### TASK STATEMENT
Using the records provided below, locate and copy each line that contains the word "detect".
──────── INFORMATION SUPPLIED ────────
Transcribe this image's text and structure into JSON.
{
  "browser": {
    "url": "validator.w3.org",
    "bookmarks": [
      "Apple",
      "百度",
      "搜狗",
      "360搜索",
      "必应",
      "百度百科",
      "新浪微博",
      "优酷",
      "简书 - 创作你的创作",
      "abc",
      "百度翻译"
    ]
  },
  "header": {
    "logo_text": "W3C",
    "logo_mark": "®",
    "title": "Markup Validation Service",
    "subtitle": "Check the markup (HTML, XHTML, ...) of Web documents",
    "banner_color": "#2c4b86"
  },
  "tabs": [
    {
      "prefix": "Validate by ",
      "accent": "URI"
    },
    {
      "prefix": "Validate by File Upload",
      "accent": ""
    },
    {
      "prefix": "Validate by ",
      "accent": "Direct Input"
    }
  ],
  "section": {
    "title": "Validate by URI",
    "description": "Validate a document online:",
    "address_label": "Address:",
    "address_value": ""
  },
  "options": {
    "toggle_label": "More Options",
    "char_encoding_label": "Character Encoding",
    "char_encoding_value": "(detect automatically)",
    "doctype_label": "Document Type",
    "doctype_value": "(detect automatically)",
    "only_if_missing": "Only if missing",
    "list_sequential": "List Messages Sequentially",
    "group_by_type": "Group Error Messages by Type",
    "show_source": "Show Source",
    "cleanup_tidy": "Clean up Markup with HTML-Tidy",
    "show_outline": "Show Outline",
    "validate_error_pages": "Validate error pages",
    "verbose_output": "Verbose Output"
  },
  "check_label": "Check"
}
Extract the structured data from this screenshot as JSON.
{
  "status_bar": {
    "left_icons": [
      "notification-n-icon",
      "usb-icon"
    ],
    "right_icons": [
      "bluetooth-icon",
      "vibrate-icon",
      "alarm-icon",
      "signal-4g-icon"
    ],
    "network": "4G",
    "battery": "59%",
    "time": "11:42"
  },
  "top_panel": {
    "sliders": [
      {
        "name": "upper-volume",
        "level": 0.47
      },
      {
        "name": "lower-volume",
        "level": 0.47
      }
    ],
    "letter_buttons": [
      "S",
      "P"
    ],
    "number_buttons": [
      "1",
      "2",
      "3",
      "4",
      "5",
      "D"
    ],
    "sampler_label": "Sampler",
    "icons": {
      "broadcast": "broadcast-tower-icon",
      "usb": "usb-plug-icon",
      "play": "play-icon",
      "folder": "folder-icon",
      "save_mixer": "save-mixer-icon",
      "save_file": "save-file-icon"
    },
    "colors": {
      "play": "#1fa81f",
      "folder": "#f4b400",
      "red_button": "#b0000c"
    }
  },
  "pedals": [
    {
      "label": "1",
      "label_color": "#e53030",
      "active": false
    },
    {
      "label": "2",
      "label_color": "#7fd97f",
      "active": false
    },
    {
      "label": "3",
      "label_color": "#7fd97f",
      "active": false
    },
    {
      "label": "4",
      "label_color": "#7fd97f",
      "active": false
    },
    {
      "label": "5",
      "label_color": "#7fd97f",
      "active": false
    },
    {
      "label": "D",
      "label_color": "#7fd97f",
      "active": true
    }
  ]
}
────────
### EXERCISE OUTPUT
    "char_encoding_value": "(detect automatically)",
    "doctype_value": "(detect automatically)",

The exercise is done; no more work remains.